- The Crypt of the Tomb-Raider – At the end of your turn, place the Tomb-Raider’s ghost in one region to make it immune (not the space containing the Crypt).
- The Diamond Fields – At the end of your turn, get one coin for the region containing the Diamond Fields, plus one coin for every region matching the same terrain type.
- The Fountain of Youth – At the start of your turn, you get a bonus race token.
- The Great Brass Pipe – All regions of the same terrain type as the one containing the Great Brass Pipe are considered to be adjacent.
- The Keep on the Motherland – This is worth a bonus coin at the end of your turn, and if augments your defense by one.
- The Mine of the Lost Dwarf – This give you two coins at the end of your turn. The Scepter of Avarice has no effect here.
- Stonehedge – Draw a Special Power at random. This Special Power will go to anyone who occupies Stonehedge for the rest of the game.
- The Wickedest Pentacle – You can immediately send a Balrog into a neighboring region. The Balrog causes the occupant to lose two tokens (instead of just one), and conquers the region, which now scores no points for anyone. On subsequent turns, it goes into another neighboring region.
Whew. This has gotten to be a long post. But I really wanted to look at all this stuff.
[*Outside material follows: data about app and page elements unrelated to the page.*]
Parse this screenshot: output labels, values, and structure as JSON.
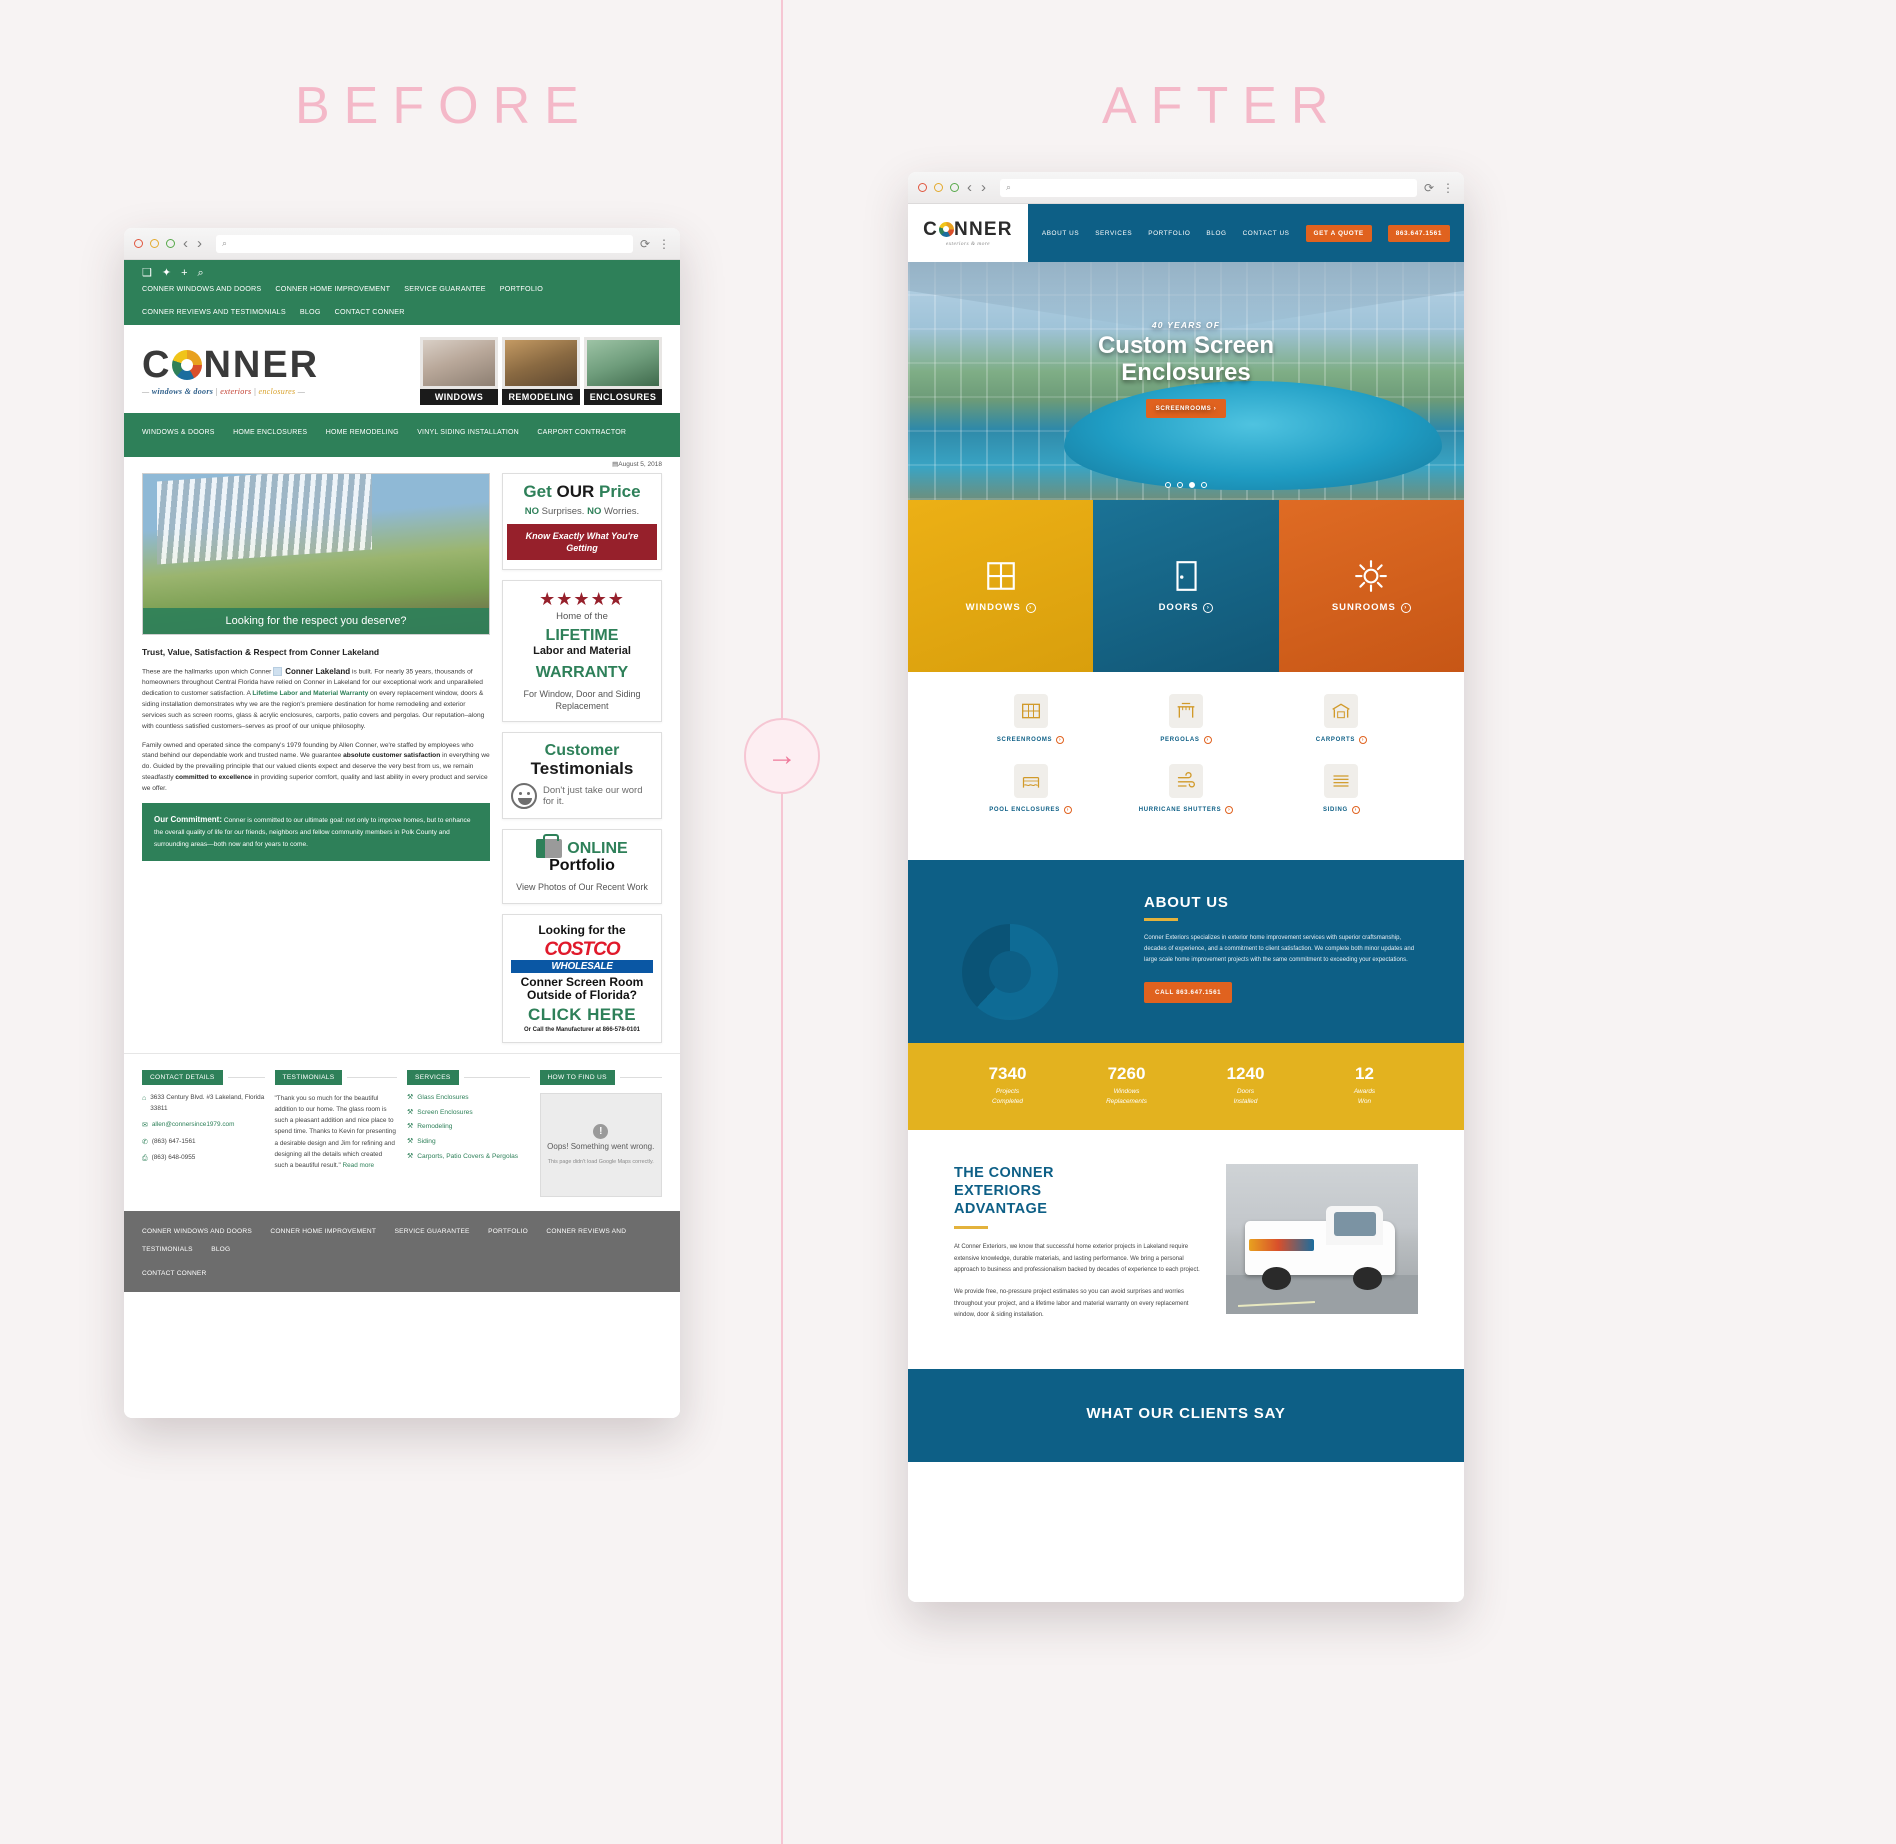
{
  "labels": {
    "before": "BEFORE",
    "after": "AFTER",
    "arrow_icon": "arrow-right-icon"
  },
  "browser": {
    "dots": [
      "red",
      "yellow",
      "green"
    ],
    "back_icon": "chevron-left-icon",
    "forward_icon": "chevron-right-icon",
    "search_icon": "search-icon",
    "url_value": "",
    "url_placeholder": "",
    "reload_icon": "reload-icon",
    "menu_icon": "kebab-menu-icon"
  },
  "before": {
    "topbar": {
      "social": [
        "facebook-icon",
        "twitter-icon",
        "plus-icon",
        "search-icon"
      ],
      "menu": [
        "CONNER WINDOWS AND DOORS",
        "CONNER HOME IMPROVEMENT",
        "SERVICE GUARANTEE",
        "PORTFOLIO",
        "CONNER REVIEWS AND TESTIMONIALS",
        "BLOG",
        "CONTACT CONNER"
      ]
    },
    "logo": {
      "word_left": "C",
      "word_right": "NNER",
      "tagline_1": "windows & doors",
      "tagline_2": "exteriors",
      "tagline_3": "enclosures",
      "dash": "—"
    },
    "tiles": [
      {
        "label": "WINDOWS"
      },
      {
        "label": "REMODELING"
      },
      {
        "label": "ENCLOSURES"
      }
    ],
    "nav2": [
      "WINDOWS & DOORS",
      "HOME ENCLOSURES",
      "HOME REMODELING",
      "VINYL SIDING INSTALLATION",
      "CARPORT CONTRACTOR"
    ],
    "date": "August 5, 2018",
    "date_icon": "calendar-icon",
    "hero_caption": "Looking for the respect you deserve?",
    "heading": "Trust, Value, Satisfaction & Respect from Conner Lakeland",
    "broken_image_caption": "Conner Lakeland",
    "para1_a": "These are the hallmarks upon which Conner",
    "para1_b": "is built. For nearly 35 years, thousands of homeowners throughout Central Florida have relied on Conner in Lakeland for our exceptional work and unparalleled dedication to customer satisfaction. A ",
    "para1_link": "Lifetime Labor and Material Warranty",
    "para1_c": " on every replacement window, doors & siding installation demonstrates why we are the region's premiere destination for home remodeling and exterior services such as screen rooms, glass & acrylic enclosures, carports, patio covers and pergolas. Our reputation–along with countless satisfied customers–serves as proof of our unique philosophy.",
    "para2_a": "Family owned and operated since the company's 1979 founding by Allen Conner, we're staffed by employees who stand behind our dependable work and trusted name. We guarantee ",
    "para2_b1": "absolute customer satisfaction",
    "para2_c": " in everything we do. Guided by the prevailing principle that our valued clients expect and deserve the very best from us, we remain steadfastly ",
    "para2_b2": "committed to excellence",
    "para2_d": " in providing superior comfort, quality and last ability in every product and service we offer.",
    "commitment_label": "Our Commitment:",
    "commitment_text": " Conner is committed to our ultimate goal: not only to improve homes, but to enhance the overall quality of life for our friends, neighbors and fellow community members in Polk County and surrounding areas—both now and for years to come.",
    "widgets": {
      "price": {
        "line1_a": "Get ",
        "line1_b": "OUR",
        "line1_c": " Price",
        "line2_a": "NO",
        "line2_b": " Surprises. ",
        "line2_c": "NO",
        "line2_d": " Worries.",
        "ribbon": "Know Exactly What You're Getting"
      },
      "warranty": {
        "stars": "★★★★★",
        "home_of": "Home of the",
        "lifetime": "LIFETIME",
        "labor": "Labor and Material",
        "warranty": "WARRANTY",
        "footer": "For Window, Door and Siding Replacement"
      },
      "testimonials": {
        "line1": "Customer",
        "line2": "Testimonials",
        "smiley_icon": "smiley-face-icon",
        "line3": "Don't just take our word for it."
      },
      "portfolio": {
        "icon": "briefcase-icon",
        "line1": "ONLINE",
        "line2": "Portfolio",
        "line3": "View Photos of Our Recent Work"
      },
      "costco": {
        "line1": "Looking for the",
        "brand": "COSTCO",
        "brand_sub": "WHOLESALE",
        "line2": "Conner Screen Room Outside of Florida?",
        "cta": "CLICK HERE",
        "fine": "Or Call the Manufacturer at 866-578-0101"
      }
    },
    "footer_widgets": {
      "contact": {
        "title": "CONTACT DETAILS",
        "address_icon": "home-icon",
        "address": "3633 Century Blvd. #3 Lakeland, Florida 33811",
        "email_icon": "envelope-icon",
        "email": "allen@connersince1979.com",
        "phone_icon": "phone-icon",
        "phone": "(863) 647-1561",
        "fax_icon": "fax-icon",
        "fax": "(863) 648-0955"
      },
      "testimonials": {
        "title": "TESTIMONIALS",
        "quote": "\"Thank you so much for the beautiful addition to our home. The glass room is such a pleasant addition and nice place to spend time. Thanks to Kevin for presenting a desirable design and Jim for refining and designing all the details which created such a beautiful result.\"",
        "read_more": "Read more"
      },
      "services": {
        "title": "SERVICES",
        "bullet_icon": "hammer-icon",
        "items": [
          "Glass Enclosures",
          "Screen Enclosures",
          "Remodeling",
          "Siding",
          "Carports, Patio Covers & Pergolas"
        ]
      },
      "map": {
        "title": "HOW TO FIND US",
        "error_icon": "exclamation-icon",
        "error_title": "Oops! Something went wrong.",
        "error_sub": "This page didn't load Google Maps correctly."
      }
    },
    "footer_menu": [
      "CONNER WINDOWS AND DOORS",
      "CONNER HOME IMPROVEMENT",
      "SERVICE GUARANTEE",
      "PORTFOLIO",
      "CONNER REVIEWS AND TESTIMONIALS",
      "BLOG",
      "CONTACT CONNER"
    ]
  },
  "after": {
    "logo": {
      "word_left": "C",
      "word_right": "NNER",
      "tagline": "exteriors & more"
    },
    "nav": [
      "ABOUT US",
      "SERVICES",
      "PORTFOLIO",
      "BLOG",
      "CONTACT US"
    ],
    "cta_quote": "GET A QUOTE",
    "cta_phone": "863.647.1561",
    "hero": {
      "eyebrow": "40 YEARS OF",
      "title_1": "Custom Screen",
      "title_2": "Enclosures",
      "button": "SCREENROOMS ›",
      "slide_count": 4,
      "active_slide": 3
    },
    "trio": [
      {
        "label": "WINDOWS",
        "icon": "window-grid-icon"
      },
      {
        "label": "DOORS",
        "icon": "door-icon"
      },
      {
        "label": "SUNROOMS",
        "icon": "sun-icon"
      }
    ],
    "services": [
      {
        "label": "SCREENROOMS",
        "icon": "screen-grid-icon"
      },
      {
        "label": "PERGOLAS",
        "icon": "pergola-icon"
      },
      {
        "label": "CARPORTS",
        "icon": "carport-icon"
      },
      {
        "label": "POOL ENCLOSURES",
        "icon": "pool-enclosure-icon"
      },
      {
        "label": "HURRICANE SHUTTERS",
        "icon": "wind-icon"
      },
      {
        "label": "SIDING",
        "icon": "siding-icon"
      }
    ],
    "about": {
      "title": "ABOUT US",
      "body": "Conner Exteriors specializes in exterior home improvement services with superior craftsmanship, decades of experience, and a commitment to client satisfaction. We complete both minor updates and large scale home improvement projects with the same commitment to exceeding your expectations.",
      "button": "CALL 863.647.1561"
    },
    "stats": [
      {
        "number": "7340",
        "label_1": "Projects",
        "label_2": "Completed"
      },
      {
        "number": "7260",
        "label_1": "Windows",
        "label_2": "Replacements"
      },
      {
        "number": "1240",
        "label_1": "Doors",
        "label_2": "Installed"
      },
      {
        "number": "12",
        "label_1": "Awards",
        "label_2": "Won"
      }
    ],
    "advantage": {
      "title_1": "THE CONNER",
      "title_2": "EXTERIORS",
      "title_3": "ADVANTAGE",
      "para1": "At Conner Exteriors, we know that successful home exterior projects in Lakeland require extensive knowledge, durable materials, and lasting performance. We bring a personal approach to business and professionalism backed by decades of experience to each project.",
      "para2": "We provide free, no-pressure project estimates so you can avoid surprises and worries throughout your project, and a lifetime labor and material warranty on every replacement window, door & siding installation."
    },
    "clients_title": "WHAT OUR CLIENTS SAY"
  },
  "colors": {
    "pink": "#f4b8c8",
    "before_green": "#2e8059",
    "after_blue": "#0d5f86",
    "after_orange": "#e0621f",
    "after_yellow": "#e3b21f"
  }
}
I really like Small World – my biggest problem with it, though, is storage. The tray that came with the game was just awful, especially for someone with big fingers like me. I got rid of it for a Plano box, which works a bit better, but it still not ideal. As such, I often spend most of my time trying to fish little pieces out, which frustrates me. I’m not one who likes to use the word “fiddly” – in fact, I hate that word almost more than any other word that gamers have come up with to complain about a game – but this game definitely has a lot of little pieces to keep track of.
That being said, I really like to play. I like seeing the combinations of powers and races that come out, and finding out how they work together. I like that you really have to play your own game, and try to deal with people getting in your way. I also like the mechanic of going into decline. There’s a nice strategy element there as you have to know when the best time to give up on one race to move to another. The game feels like it’s just the right length, and while I’d often really like to do more, I am happy it doesn’t go longer.
So, am I looking forward to Underground? On one hand, it seems redundant. It’s basically the same game with new characters and a few new mechanics. But overall, it’s probably not necessary. On the other hand…actually, there is only one hand. Heck yeah, I’m looking forward to playing this game! New races, new powers, new strategies to explore with the Popular Places and Righteous Relics, and new board obstacles in the River and Abysmal Chasms. I’m sure the game will have its detractors, but I think it will be a great addition to the ironically ever-expanding Small World universe.
Thanks for reading! And thanks for sticking with me this far…this was a big ‘un!